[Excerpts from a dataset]

----

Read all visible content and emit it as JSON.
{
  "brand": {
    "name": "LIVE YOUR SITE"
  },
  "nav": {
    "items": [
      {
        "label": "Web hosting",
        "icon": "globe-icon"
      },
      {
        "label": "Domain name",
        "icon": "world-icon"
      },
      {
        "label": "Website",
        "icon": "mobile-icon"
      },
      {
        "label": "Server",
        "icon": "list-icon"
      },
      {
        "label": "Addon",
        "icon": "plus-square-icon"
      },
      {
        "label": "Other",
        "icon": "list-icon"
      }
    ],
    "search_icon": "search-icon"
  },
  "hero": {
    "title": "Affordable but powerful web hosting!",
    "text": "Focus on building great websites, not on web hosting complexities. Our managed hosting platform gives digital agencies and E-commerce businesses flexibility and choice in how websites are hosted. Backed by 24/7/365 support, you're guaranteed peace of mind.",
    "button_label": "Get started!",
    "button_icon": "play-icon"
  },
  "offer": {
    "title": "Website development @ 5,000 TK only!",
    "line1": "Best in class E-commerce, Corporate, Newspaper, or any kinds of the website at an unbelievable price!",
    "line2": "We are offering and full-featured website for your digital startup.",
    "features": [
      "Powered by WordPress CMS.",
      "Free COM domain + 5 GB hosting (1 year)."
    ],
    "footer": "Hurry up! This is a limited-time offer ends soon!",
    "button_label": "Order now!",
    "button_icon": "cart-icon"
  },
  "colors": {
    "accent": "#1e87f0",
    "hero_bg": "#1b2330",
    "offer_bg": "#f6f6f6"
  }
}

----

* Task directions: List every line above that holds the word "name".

* Solution to the exercise:
    "name": "LIVE YOUR SITE"
        "label": "Domain name",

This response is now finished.